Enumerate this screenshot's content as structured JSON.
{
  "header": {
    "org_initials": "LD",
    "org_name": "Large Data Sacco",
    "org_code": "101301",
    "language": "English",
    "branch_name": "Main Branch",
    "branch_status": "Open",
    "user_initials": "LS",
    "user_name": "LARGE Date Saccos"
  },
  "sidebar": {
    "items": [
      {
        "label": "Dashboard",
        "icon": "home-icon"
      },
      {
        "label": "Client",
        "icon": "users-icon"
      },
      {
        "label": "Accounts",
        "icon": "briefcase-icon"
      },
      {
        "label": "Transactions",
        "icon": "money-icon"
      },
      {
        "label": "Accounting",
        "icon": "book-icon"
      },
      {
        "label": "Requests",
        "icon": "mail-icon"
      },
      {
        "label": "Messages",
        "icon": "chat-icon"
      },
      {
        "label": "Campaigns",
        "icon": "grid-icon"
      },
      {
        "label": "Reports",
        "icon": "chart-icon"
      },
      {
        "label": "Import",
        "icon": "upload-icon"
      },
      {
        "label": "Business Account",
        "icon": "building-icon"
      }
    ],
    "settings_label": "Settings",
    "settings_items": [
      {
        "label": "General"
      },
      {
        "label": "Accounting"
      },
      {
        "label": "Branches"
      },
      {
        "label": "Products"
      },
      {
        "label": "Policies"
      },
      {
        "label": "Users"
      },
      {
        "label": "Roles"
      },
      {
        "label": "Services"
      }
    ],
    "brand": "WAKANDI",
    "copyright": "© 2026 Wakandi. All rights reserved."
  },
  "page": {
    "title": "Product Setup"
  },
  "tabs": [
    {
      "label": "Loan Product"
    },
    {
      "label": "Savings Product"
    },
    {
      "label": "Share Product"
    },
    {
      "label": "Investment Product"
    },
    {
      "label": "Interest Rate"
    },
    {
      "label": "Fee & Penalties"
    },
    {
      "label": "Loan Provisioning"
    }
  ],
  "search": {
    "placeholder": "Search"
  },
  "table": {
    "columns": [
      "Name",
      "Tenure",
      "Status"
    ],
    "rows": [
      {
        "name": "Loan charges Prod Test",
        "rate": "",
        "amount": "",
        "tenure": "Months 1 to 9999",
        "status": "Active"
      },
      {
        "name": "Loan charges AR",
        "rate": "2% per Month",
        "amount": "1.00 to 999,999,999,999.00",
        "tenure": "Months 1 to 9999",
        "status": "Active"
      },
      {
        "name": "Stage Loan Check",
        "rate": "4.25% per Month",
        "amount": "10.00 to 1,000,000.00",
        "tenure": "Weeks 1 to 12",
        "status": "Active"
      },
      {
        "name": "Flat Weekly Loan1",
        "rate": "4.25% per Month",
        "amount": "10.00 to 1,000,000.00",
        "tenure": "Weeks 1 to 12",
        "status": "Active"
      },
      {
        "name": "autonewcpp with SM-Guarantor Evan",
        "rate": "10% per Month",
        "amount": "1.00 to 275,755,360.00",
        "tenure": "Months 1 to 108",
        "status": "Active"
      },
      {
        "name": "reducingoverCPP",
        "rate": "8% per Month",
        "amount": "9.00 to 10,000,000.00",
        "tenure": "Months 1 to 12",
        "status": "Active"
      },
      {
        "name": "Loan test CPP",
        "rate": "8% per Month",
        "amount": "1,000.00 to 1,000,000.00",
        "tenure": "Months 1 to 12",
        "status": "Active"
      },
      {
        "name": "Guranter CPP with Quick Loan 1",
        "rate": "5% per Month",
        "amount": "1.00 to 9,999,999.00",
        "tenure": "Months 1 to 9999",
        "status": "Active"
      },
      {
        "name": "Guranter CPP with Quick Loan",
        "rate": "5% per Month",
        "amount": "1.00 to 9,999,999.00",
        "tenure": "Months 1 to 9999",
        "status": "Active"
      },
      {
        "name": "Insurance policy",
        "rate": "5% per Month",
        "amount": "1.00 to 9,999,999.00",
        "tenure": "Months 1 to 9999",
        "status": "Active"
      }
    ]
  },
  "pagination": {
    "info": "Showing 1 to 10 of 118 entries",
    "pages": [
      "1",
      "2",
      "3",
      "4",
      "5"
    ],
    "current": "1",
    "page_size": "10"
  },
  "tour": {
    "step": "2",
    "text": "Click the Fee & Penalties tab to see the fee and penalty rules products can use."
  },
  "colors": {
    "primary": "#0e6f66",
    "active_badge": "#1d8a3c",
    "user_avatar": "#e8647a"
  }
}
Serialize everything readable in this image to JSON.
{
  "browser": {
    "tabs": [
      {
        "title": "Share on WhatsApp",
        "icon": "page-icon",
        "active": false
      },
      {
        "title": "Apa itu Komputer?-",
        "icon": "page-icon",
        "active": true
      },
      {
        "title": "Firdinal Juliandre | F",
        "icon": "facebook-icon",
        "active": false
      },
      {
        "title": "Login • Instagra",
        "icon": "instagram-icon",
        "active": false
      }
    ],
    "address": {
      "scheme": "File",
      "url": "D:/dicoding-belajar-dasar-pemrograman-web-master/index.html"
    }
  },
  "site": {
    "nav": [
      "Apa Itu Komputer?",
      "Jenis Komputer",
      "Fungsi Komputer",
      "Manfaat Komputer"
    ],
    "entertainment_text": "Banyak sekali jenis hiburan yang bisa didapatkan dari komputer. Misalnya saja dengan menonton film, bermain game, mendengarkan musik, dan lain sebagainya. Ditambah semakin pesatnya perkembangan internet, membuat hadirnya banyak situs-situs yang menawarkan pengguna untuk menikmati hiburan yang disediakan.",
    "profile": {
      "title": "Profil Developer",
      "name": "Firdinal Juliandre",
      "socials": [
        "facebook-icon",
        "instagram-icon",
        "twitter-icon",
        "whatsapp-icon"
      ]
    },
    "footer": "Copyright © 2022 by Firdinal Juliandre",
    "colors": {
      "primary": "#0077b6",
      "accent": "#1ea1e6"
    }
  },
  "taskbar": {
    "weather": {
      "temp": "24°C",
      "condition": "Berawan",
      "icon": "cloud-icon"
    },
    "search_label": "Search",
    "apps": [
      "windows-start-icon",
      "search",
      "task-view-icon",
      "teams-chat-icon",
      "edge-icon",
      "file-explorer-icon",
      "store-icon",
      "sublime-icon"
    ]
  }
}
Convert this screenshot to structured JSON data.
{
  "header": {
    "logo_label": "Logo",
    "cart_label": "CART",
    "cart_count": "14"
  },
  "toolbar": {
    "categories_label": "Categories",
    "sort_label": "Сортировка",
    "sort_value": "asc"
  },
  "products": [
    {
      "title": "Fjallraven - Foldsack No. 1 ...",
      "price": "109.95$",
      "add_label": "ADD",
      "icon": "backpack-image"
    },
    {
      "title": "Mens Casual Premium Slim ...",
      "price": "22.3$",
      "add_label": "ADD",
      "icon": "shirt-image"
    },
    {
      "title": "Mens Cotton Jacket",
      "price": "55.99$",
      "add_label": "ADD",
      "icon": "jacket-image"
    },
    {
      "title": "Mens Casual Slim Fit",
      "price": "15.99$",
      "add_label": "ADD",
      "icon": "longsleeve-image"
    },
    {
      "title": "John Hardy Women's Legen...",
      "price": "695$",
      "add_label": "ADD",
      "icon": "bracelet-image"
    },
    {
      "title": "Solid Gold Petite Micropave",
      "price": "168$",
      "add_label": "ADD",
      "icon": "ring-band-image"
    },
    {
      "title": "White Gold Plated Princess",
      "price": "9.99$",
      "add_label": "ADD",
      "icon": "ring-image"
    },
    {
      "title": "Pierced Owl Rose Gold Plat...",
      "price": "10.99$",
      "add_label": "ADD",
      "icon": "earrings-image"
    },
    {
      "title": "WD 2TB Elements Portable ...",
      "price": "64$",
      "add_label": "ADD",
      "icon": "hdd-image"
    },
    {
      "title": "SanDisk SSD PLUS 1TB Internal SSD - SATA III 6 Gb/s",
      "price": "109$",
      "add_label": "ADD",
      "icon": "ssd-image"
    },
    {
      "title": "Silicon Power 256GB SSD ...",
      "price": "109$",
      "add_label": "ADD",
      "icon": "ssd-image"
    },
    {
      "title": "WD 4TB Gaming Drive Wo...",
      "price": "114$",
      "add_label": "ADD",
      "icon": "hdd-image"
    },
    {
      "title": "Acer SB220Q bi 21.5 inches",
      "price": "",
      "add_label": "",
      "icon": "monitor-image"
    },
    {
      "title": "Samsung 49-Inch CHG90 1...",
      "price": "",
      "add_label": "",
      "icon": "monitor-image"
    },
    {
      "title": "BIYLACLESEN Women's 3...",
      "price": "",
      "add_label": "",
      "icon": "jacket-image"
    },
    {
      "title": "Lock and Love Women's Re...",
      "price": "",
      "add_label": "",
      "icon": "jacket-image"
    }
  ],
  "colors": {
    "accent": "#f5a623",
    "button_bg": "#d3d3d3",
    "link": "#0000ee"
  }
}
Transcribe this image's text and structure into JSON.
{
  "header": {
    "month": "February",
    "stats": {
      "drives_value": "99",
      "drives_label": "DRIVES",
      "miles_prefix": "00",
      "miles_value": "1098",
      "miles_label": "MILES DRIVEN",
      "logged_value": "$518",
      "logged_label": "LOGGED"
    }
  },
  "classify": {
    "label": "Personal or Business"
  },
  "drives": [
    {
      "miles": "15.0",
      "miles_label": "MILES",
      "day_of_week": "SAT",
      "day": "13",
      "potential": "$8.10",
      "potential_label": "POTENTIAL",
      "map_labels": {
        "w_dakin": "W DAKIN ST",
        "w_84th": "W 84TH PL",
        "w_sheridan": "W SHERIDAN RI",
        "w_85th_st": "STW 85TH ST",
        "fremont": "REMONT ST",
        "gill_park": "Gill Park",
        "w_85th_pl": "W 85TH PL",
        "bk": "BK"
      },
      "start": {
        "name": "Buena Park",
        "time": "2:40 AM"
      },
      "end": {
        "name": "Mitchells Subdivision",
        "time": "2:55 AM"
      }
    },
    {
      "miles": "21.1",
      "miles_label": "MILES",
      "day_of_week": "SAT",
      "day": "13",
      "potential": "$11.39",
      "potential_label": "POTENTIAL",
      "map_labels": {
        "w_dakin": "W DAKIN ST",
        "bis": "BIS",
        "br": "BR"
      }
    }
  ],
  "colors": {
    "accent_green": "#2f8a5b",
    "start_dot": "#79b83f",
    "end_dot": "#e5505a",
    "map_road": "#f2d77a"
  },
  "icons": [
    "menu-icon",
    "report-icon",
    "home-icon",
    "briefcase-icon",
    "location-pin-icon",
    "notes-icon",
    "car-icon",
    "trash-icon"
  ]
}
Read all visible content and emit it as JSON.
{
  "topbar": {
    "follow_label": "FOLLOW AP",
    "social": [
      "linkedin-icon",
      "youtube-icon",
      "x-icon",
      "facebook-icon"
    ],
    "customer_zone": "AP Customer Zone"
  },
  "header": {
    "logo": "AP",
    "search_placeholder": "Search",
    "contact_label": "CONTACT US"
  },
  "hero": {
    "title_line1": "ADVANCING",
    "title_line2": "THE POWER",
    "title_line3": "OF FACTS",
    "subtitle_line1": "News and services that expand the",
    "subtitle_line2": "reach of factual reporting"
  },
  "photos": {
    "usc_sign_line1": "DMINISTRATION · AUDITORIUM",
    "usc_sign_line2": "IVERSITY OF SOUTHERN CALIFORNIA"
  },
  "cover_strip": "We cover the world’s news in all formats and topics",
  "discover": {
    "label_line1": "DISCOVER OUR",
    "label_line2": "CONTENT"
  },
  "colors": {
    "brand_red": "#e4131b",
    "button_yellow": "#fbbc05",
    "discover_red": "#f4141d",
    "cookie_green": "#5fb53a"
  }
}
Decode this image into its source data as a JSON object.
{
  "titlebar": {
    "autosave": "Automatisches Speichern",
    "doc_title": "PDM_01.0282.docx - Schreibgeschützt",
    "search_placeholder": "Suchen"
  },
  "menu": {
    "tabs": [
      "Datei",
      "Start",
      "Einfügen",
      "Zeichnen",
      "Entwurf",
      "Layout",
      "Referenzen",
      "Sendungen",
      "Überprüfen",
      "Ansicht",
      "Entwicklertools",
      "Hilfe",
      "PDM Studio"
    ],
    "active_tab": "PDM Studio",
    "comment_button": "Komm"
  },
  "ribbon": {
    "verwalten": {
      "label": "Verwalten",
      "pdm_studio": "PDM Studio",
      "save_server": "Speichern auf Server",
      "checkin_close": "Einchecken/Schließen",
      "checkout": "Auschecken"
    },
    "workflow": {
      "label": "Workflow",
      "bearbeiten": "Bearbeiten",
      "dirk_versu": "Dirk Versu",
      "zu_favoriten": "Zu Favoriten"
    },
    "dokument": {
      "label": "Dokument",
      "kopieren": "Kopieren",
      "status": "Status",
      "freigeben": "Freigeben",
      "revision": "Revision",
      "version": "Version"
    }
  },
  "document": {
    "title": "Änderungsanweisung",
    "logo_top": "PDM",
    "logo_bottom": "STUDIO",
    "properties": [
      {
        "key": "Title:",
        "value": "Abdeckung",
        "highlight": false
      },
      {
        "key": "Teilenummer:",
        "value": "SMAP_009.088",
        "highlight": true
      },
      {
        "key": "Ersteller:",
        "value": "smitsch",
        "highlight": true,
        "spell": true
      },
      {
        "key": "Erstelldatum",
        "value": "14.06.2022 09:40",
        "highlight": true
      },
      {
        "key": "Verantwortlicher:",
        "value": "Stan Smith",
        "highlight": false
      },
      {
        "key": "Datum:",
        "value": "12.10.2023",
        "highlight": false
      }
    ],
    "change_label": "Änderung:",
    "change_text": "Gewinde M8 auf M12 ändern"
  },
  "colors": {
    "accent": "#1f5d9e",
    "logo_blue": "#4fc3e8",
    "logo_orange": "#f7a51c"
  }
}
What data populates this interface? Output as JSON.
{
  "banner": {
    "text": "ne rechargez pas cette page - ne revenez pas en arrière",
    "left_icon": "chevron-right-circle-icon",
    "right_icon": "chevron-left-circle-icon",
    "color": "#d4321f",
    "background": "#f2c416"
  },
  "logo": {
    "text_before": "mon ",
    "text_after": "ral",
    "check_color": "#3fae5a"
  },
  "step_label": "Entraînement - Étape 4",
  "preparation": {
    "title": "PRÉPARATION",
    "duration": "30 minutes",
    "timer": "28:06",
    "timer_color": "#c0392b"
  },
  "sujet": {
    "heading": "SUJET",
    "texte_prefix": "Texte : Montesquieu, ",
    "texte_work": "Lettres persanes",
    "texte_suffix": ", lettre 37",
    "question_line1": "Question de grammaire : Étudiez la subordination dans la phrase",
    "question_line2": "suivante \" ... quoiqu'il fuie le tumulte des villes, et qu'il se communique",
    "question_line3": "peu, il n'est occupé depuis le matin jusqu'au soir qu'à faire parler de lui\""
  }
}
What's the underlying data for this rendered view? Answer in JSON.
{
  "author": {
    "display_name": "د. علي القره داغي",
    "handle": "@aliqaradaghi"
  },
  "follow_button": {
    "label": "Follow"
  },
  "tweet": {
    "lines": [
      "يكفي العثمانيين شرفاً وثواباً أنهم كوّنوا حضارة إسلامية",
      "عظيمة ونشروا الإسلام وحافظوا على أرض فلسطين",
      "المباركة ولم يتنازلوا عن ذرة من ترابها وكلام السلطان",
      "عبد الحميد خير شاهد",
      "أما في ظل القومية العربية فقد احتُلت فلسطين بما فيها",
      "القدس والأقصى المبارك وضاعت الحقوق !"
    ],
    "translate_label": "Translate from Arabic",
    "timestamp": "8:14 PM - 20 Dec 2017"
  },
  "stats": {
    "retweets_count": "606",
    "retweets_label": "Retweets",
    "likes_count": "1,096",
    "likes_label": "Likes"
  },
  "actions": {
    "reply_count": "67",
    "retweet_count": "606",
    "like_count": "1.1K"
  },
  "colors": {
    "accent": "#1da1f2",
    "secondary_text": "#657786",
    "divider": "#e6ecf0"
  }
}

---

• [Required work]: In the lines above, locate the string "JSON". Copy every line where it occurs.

• [Expected output]:
Enumerate this screenshot's content as structured JSON.
Serialize everything readable in this image to JSON.
Convert this screenshot to structured JSON data.
Transcribe this image's text and structure into JSON.
Read all visible content and emit it as JSON.
Decode this image into its source data as a JSON object.
What data populates this interface? Output as JSON.
What's the underlying data for this rendered view? Answer in JSON.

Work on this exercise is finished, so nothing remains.